The University is among 158 institutions selected by Princeton Review as a Best in the Midwest school and one of 640 featured in the 2010 Best Colleges: Region by Region.
"We chose Drake University and the other terrific schools we recommend as our 'regional best' colleges primarily for their excellent academic programs," said Robert Franek, vice president of Princeton Review's publishing. "We also take into account what each school's customers -- their students -- report to us about their campus experiences at them on our 80-question student survey."
"We are particularly pleased by this recognition from the Princeton Review, because it is based heavily on feedback from our current students," said Drake President David Maxwell.
"We consider our mission statement -- to provide an exceptional learning environment that prepares students for meaningful personal lives, professional accomplishment and responsible global citizenship -- to be a promise to our students and their parents, to our alumni and to the community. This kind of response from our students reinforces the fact that we are keeping that promise."
To generate the rankings, the Princeton Review surveys students to rate their own schools on several issues -- from the accessibility of their professors to quality of the campus food -- and answer questions about themselves, their fellow students and their campus life.
Some student comments quoted in the profile on Drake are:
- Drake "combines specialized academic programs with a small school feel in a way that promotes successful learning and professional preparation."
- "Drake really knows how to tailor the college experience for each person going through. The school puts an emphasis on professional development and preparation that is heads above the rest."
- Undergrads also enjoy "a great network of graduates that stay and work around the Des Moines area. They then come back and speak in classes, and often times have connections that can help students land internships."

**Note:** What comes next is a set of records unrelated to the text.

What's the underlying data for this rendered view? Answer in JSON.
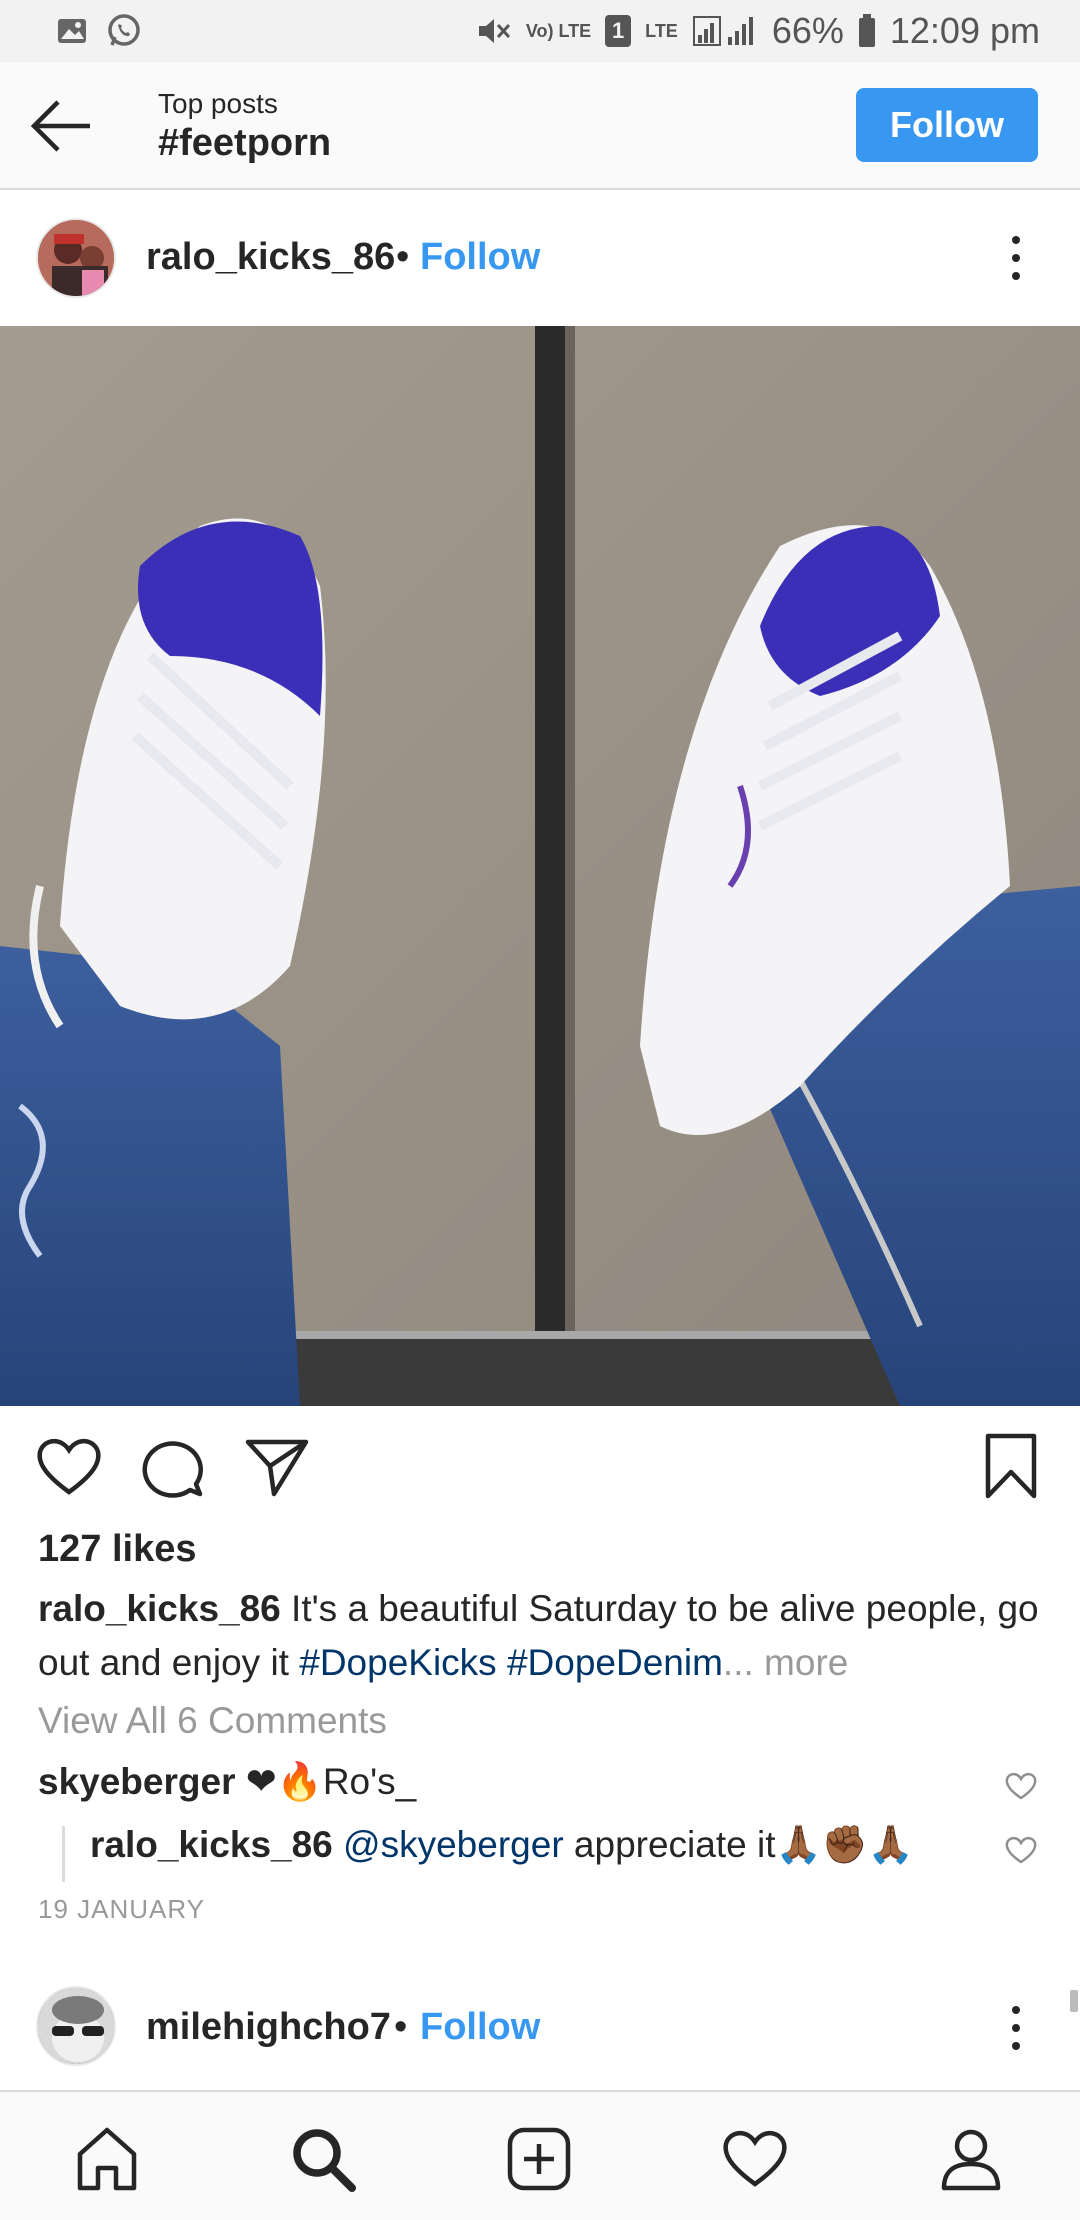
{
  "status_bar": {
    "battery": "66%",
    "time": "12:09 pm",
    "volte": "Vo) LTE",
    "sim": "1",
    "network": "LTE"
  },
  "header": {
    "subtitle": "Top posts",
    "title": "#feetporn",
    "follow_label": "Follow",
    "accent_color": "#3897f0"
  },
  "post": {
    "username": "ralo_kicks_86",
    "separator": "•",
    "follow_label": "Follow",
    "likes": "127 likes",
    "caption_user": "ralo_kicks_86",
    "caption_text": "It's a beautiful Saturday to be alive people, go out and enjoy it",
    "caption_tags": "#DopeKicks #DopeDenim",
    "caption_more": "... more",
    "view_all": "View All 6 Comments",
    "comments": [
      {
        "user": "skyeberger",
        "text": "❤🔥Ro's_"
      },
      {
        "user": "ralo_kicks_86",
        "mention": "@skyeberger",
        "text": "appreciate it🙏🏾✊🏾🙏🏾"
      }
    ],
    "date": "19 JANUARY"
  },
  "next_post": {
    "username": "milehighcho7",
    "separator": "•",
    "follow_label": "Follow"
  },
  "icons": {
    "back": "arrow-left-icon",
    "more": "vertical-dots-icon",
    "like": "heart-icon",
    "comment": "comment-bubble-icon",
    "share": "paper-plane-icon",
    "save": "bookmark-icon",
    "nav": [
      "home-icon",
      "search-icon",
      "add-post-icon",
      "activity-heart-icon",
      "profile-icon"
    ]
  }
}
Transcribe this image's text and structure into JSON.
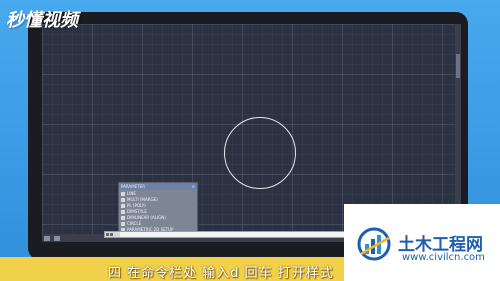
{
  "logo": {
    "text": "秒懂视频"
  },
  "palette": {
    "title": "PARAMETER",
    "items": [
      "LINE",
      "MULTI (MARGE)",
      "PL (POLY)",
      "DIMSTYLE",
      "DIMLINEAR (ALIGN)",
      "CIRCLE",
      "PARAMETRIC 2D SETUP"
    ]
  },
  "command_line": {
    "value": ""
  },
  "caption": {
    "text": "四 在命令栏处 输入d 回车 打开样式"
  },
  "watermark": {
    "title": "土木工程网",
    "url": "www.civilcn.com"
  },
  "colors": {
    "background": "#3d9ee8",
    "canvas": "#2c3241",
    "caption_bar": "#f2d14a",
    "watermark_blue": "#1c5fb0"
  }
}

- Students are "serious about their study but they also know how to have fun," balancing both "very well."